For some unexplainable reason charging money for news content online has acquired a bad reputation for itself. Whenever a large media company implements a system to charge readers for access, the Web explodes in a flurry of criticism and analysis, most of it negative.
One predominant view is that content should be given away for free. The resulting traffic could then be monetized via advertising. Some people like to call this the Google model. The search giant charges money for merely a tiny fraction of all the services it provides. Yet the audience it has is more than sufficient to prop up its mammoth advertising business—96% of Google’s revenues in 2010 came from those smart little advertisements.
Other criticism is targeted not at how content is monetized but what it does to the open, inter-linked nature of the Web. Still others interpret this to be an issue of whether newspapers will survive.
Earlier this week The New York Times (NYT) globally rolled out a new metered payment system that gives readers access to some content for free and then let a meter kick in after a point.
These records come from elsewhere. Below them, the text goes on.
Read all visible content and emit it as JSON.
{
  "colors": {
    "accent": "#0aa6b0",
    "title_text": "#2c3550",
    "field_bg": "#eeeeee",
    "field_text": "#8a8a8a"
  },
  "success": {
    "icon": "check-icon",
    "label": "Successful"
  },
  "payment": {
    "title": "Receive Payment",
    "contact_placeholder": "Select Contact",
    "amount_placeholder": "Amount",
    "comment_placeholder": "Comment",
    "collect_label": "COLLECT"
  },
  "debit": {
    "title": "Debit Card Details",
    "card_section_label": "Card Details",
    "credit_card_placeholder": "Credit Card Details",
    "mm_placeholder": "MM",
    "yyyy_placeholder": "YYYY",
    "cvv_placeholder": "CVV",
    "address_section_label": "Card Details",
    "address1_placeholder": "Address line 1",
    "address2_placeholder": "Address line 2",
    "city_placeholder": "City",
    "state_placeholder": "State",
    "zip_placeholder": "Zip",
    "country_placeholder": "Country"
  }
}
Readers have been offered various pricing options based on what devices and platforms they use.
While there has been debate about how well the system works and how much it costs, one thing is certain: the success of NYT’s venture will have profound impact on journalism.
Content can be free to consume. But good quality content is almost never free to produce. Newsrooms cost money.
The Google model does not work for good journalism. To see why, one only needs to look at an Indian news-stand. Few major newspapers are priced anywhere close to cost of production. Almost all of them depend on advertiser income to survive. Such overwhelming dependence comes at the cost of unbiased content.
There are no doubt tremendous inefficiencies in the way legacy media organizations work. Many still thrive on the entry barriers created by expensive printing presses. This must change.
But if the reader isn’t going to pay for the news, then media companies will either run out of cash or, eventually, run out of ethics. Both mean the end of good journalism.
The NYT venture has plenty of commentators. But will it get enough subscribers?
Are gated news websites a viable business model? Tell us at firstname.lastname@example.org